- Pilot House goes smoke-free (4/23/17)10
- Without city record, Marie Street residents on hook for thousands in sewer repairs (4/19/17)7
- Event includes the first public tour of 200-year-old Elmwood Manor (4/23/17)3
- BBB warns Jackson man's online business might not be legit (4/24/17)
- Few Southeast students face suspension, expulsion for sexual assaults, campus paper finds (4/25/17)4
- Man out on bond for alleged molestation of boys charged with abusing girl (4/18/17)
- Cape councilman Bob Fox to run for mayor (4/21/17)5
- Woman battered after smashing boyfriend's meth pipe against wall, police say (4/25/17)
- Deputy: Man kicked, broke uncle's ribs after yard-work dispute (4/19/17)
- Sikeston man charged in shooting death of Cape man (4/23/17)
Spanish, French police detain leaders of terrorist group
MADRID, Spain (AP) -- Spanish and French police arrested 14 suspected leftist radicals Thursday, including the Paris-based leadership of an underground group that has targeted Spain.
Interior Minister Angel Acebes told reporters the arrests were a "very hard blow" for GRAPO, whose previous leaders were apprehended two years ago in the French capital.
Eight of the suspects were detained in Paris, five in Madrid and one the Basque city of Vitoria.
The arrests were part of a coordinated action ordered by top anti-terrorist judges of France, Jean-Louis Bruguiere, and Spain, Baltasar Garzon, officials said. The arrests came several months after the two judges set up an information-sharing agreement.
Among the Paris detainees were Fernando Hierro Chomon, alleged leader of the group's military wing, and Marcos Martin Ponce, accused of responsibility for the Nov. 17, 2000, slaying of a policeman.
The two suspects, along with Paris suspect Gema Rodriguez Miguel, were planning attacks on armored money trucks, police said.
In Paris, an Interior Ministry official said agents from the National Anti-Terrorist Division had been monitoring the eight people -- four men and four women -- for several weeks and made the arrests in five separate places around Paris.
GRAPO -- a Spanish acronym for October First Anti-fascist Resistance Group -- takes its name from the Oct. 1, 1975, when it launched its first major attack.

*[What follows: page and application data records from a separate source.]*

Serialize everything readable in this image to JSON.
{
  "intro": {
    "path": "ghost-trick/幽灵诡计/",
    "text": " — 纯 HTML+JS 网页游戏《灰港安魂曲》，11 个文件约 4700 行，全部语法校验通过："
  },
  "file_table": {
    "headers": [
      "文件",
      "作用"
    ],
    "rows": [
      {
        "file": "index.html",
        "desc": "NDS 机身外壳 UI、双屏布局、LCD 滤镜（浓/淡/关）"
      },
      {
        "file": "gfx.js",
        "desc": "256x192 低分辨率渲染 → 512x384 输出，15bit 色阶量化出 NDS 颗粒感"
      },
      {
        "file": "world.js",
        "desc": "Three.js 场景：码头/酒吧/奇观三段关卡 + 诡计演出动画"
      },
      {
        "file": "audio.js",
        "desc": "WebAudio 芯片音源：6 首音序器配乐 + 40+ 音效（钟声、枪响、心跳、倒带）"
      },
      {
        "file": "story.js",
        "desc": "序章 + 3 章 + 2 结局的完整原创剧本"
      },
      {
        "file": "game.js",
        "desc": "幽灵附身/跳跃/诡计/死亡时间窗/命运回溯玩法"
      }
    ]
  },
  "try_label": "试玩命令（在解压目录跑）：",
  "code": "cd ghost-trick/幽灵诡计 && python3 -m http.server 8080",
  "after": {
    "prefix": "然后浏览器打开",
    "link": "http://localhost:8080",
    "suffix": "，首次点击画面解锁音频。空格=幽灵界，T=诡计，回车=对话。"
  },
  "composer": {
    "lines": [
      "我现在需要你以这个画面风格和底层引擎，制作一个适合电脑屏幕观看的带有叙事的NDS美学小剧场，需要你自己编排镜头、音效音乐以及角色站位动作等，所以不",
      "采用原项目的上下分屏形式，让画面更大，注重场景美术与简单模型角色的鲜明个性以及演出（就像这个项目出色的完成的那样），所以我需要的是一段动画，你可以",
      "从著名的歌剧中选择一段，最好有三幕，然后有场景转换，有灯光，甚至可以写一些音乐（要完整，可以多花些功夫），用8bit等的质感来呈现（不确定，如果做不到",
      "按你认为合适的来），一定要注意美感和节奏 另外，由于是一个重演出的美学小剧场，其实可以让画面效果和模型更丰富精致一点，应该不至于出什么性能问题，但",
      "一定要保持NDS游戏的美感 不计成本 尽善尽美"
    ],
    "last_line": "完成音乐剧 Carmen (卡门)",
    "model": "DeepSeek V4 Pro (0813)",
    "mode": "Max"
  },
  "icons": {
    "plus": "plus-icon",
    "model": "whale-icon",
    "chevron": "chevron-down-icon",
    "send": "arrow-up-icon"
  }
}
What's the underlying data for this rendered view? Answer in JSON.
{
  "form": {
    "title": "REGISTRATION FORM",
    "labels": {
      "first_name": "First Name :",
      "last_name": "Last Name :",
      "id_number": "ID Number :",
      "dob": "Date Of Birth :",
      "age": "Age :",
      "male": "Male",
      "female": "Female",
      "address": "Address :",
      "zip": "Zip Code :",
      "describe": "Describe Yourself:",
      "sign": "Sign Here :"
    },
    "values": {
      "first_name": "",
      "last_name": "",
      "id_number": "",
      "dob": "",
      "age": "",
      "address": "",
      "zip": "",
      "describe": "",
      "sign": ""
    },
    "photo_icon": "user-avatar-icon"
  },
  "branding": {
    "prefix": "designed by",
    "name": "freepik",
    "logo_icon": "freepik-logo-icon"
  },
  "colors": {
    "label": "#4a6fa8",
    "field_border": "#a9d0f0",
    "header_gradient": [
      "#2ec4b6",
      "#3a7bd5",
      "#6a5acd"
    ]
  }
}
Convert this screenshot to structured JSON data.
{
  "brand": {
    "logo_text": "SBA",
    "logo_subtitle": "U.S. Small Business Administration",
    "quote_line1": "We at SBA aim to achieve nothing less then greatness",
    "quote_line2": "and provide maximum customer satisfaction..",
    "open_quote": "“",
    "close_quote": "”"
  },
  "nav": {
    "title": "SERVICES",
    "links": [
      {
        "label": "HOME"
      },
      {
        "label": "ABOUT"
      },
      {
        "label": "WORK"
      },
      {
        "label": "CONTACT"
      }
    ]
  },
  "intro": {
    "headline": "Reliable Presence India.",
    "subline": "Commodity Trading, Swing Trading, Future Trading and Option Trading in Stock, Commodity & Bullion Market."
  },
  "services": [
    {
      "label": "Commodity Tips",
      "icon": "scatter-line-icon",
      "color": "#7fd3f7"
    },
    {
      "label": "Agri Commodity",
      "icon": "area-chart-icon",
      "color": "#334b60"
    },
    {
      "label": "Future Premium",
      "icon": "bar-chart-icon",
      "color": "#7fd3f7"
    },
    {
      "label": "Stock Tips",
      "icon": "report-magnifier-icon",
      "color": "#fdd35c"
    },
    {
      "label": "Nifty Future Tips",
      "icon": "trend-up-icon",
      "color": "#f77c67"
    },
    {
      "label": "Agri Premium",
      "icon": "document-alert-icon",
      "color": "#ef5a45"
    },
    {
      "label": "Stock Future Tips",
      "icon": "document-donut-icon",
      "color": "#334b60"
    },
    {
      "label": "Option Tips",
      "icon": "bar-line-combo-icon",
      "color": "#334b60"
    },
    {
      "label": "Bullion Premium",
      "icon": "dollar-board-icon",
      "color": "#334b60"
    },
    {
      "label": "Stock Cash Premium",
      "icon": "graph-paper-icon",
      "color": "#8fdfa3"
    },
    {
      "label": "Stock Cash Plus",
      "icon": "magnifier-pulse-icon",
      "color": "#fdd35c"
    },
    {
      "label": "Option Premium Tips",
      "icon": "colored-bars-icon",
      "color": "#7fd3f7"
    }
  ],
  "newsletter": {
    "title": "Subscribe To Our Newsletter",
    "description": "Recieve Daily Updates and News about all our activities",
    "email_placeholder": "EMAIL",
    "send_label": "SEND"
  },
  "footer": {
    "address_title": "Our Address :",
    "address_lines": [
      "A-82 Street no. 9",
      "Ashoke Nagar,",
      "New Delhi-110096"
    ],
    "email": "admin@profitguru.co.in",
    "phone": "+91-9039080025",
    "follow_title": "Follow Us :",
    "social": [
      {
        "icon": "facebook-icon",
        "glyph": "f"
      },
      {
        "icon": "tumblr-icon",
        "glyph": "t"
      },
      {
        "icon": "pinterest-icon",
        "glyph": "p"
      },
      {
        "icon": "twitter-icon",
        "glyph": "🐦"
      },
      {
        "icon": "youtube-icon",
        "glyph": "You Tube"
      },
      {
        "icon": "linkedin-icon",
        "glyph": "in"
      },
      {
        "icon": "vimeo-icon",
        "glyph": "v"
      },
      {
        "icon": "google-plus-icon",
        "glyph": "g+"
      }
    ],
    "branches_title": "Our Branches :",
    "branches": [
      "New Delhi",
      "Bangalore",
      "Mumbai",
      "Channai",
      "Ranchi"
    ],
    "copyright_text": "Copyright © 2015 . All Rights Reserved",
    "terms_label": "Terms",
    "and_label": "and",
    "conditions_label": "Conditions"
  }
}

It killed four policemen in reprisal for the execution of two suspected Basque separatists and three anarchists belonging to FRAP, a predecessor group of GRAPO.
GRAPO has killed some 60 people in Spain in sporadic bombings and shootings.